***** RECORDS SUPPLIED *****

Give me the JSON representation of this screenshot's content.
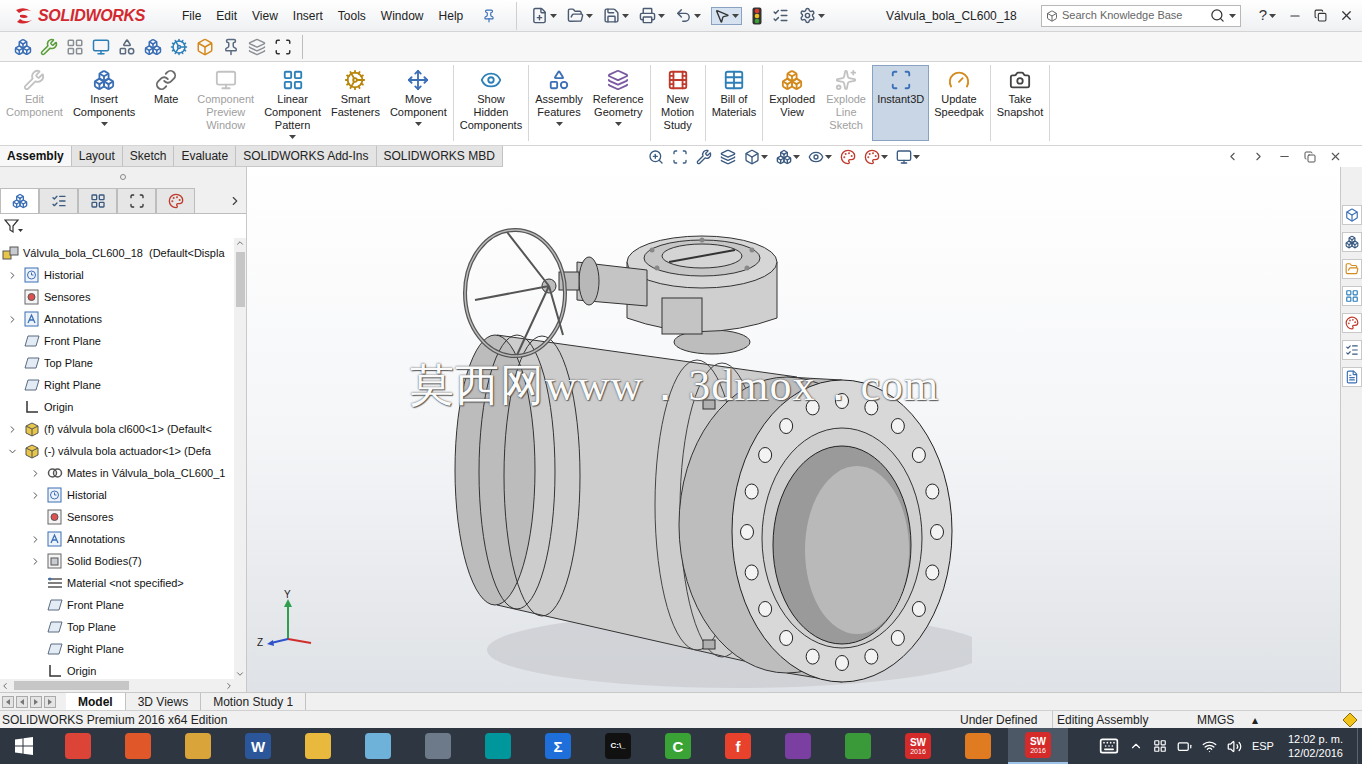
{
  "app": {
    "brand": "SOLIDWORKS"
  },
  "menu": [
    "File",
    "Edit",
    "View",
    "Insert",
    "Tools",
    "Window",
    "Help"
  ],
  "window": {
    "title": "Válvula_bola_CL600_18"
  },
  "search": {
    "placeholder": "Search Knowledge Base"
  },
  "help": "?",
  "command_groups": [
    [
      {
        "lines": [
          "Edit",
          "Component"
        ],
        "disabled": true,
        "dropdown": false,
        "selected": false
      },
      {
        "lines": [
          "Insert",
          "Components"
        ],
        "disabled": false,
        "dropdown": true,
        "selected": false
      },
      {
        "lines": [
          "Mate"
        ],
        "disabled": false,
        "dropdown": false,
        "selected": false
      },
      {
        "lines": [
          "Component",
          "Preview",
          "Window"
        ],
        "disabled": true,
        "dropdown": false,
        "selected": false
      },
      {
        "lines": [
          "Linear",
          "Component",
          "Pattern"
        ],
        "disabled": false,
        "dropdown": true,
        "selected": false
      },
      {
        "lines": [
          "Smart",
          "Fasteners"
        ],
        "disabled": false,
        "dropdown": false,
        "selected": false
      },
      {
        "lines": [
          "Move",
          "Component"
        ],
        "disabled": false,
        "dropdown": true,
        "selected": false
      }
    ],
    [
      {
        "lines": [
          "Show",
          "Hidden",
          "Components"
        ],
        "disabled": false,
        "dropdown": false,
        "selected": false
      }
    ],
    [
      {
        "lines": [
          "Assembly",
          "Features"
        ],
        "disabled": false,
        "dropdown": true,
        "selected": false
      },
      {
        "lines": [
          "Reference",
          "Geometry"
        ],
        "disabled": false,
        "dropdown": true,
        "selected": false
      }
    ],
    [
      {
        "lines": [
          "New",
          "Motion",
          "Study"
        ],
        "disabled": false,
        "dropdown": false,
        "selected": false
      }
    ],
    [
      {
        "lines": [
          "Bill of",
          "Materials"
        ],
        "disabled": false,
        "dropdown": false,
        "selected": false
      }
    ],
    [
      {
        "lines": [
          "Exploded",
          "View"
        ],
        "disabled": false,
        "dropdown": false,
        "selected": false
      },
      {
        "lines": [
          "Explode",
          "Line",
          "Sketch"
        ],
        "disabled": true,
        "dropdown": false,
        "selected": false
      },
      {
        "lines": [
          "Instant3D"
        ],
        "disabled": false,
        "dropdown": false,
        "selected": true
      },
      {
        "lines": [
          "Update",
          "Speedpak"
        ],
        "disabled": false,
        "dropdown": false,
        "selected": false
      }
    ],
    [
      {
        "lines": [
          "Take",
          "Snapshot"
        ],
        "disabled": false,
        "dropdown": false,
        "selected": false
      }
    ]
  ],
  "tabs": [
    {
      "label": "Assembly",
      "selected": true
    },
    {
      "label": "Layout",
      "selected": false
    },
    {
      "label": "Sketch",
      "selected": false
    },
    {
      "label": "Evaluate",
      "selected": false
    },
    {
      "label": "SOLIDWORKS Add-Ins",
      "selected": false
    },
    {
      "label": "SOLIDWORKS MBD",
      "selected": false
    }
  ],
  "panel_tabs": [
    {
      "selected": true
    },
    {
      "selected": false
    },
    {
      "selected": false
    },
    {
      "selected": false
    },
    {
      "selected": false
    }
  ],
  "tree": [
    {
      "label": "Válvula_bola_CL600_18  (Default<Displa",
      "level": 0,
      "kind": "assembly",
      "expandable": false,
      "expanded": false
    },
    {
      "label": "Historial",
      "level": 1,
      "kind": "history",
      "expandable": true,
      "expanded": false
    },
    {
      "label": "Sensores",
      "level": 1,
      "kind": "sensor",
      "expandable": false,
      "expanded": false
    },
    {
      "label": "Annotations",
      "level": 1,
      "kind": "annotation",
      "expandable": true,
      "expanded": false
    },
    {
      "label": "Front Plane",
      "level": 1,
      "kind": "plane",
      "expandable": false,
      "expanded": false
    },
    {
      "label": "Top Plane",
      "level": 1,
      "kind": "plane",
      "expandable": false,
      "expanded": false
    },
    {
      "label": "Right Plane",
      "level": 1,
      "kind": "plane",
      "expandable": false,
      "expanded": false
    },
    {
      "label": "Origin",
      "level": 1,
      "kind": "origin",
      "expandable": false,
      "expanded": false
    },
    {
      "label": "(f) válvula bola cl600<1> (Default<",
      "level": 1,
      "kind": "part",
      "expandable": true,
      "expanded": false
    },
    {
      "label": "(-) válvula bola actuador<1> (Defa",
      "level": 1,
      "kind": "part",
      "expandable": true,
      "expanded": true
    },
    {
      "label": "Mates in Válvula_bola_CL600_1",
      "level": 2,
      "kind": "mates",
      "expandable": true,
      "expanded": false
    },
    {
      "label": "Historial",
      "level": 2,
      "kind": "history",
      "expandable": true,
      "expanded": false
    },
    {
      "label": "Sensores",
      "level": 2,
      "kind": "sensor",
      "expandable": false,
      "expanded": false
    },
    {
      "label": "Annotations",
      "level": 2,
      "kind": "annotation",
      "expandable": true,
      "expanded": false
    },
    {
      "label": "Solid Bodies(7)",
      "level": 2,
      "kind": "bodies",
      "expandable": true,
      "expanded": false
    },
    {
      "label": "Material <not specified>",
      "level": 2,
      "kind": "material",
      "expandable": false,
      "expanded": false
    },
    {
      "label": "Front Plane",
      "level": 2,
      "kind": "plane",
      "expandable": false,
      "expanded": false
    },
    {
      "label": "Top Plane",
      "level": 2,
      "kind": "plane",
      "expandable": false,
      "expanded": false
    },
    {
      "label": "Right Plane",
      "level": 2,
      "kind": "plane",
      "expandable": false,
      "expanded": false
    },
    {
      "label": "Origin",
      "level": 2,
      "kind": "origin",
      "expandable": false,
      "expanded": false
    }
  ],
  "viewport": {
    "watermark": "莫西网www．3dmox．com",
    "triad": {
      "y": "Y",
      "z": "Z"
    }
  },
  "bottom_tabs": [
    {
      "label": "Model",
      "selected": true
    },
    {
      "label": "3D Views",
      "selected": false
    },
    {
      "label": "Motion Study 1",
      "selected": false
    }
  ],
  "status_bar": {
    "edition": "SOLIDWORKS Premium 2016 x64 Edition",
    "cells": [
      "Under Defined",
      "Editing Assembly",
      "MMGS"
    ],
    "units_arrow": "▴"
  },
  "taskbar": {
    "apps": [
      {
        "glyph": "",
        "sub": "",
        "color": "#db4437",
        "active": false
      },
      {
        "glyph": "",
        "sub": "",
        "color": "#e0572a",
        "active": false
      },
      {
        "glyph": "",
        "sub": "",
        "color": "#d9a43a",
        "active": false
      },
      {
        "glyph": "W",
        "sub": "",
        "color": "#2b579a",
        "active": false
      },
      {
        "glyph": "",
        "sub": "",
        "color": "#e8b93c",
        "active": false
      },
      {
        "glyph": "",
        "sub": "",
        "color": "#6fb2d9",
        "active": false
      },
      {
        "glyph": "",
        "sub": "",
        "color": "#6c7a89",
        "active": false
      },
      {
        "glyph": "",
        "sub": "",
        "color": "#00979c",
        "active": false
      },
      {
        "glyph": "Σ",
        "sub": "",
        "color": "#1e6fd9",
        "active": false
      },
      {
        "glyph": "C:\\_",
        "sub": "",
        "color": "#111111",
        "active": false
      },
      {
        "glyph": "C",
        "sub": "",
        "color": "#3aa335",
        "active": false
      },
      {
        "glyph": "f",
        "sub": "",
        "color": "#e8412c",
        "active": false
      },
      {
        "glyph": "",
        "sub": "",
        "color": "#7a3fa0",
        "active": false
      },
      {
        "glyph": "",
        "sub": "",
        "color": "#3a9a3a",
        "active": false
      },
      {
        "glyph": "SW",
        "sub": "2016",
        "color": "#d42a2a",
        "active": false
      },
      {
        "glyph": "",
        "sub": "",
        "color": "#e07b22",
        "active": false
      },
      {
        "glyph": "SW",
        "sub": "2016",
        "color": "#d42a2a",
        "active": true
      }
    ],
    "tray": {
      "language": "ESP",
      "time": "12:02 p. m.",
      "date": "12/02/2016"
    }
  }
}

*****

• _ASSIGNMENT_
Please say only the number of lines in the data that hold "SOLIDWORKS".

• _SOLUTION TO THIS EXERCISE_
4